*** Records to process ***

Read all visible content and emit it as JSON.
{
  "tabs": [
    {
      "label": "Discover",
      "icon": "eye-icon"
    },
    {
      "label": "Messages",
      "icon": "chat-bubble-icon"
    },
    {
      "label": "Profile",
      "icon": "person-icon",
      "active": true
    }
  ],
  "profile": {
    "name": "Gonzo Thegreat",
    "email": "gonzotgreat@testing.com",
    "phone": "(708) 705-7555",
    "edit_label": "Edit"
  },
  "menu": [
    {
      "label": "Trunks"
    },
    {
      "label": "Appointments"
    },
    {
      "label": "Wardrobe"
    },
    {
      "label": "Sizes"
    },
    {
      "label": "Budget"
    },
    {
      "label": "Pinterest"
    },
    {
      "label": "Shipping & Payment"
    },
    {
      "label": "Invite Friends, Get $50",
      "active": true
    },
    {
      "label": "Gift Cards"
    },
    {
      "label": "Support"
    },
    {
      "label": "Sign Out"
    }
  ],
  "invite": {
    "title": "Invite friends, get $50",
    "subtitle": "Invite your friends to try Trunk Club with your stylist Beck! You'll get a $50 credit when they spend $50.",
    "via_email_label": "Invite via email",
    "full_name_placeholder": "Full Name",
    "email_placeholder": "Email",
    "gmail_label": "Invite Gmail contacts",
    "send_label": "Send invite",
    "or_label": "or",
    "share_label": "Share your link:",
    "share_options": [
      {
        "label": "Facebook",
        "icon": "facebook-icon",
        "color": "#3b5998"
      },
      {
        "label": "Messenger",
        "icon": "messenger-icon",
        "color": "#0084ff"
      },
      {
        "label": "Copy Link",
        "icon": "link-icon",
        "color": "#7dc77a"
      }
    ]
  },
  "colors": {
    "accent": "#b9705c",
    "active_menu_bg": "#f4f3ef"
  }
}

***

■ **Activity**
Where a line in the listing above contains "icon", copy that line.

■ **Expected answer**
      "icon": "eye-icon"
      "icon": "chat-bubble-icon"
      "icon": "person-icon",
        "icon": "facebook-icon",
        "icon": "messenger-icon",
        "icon": "link-icon",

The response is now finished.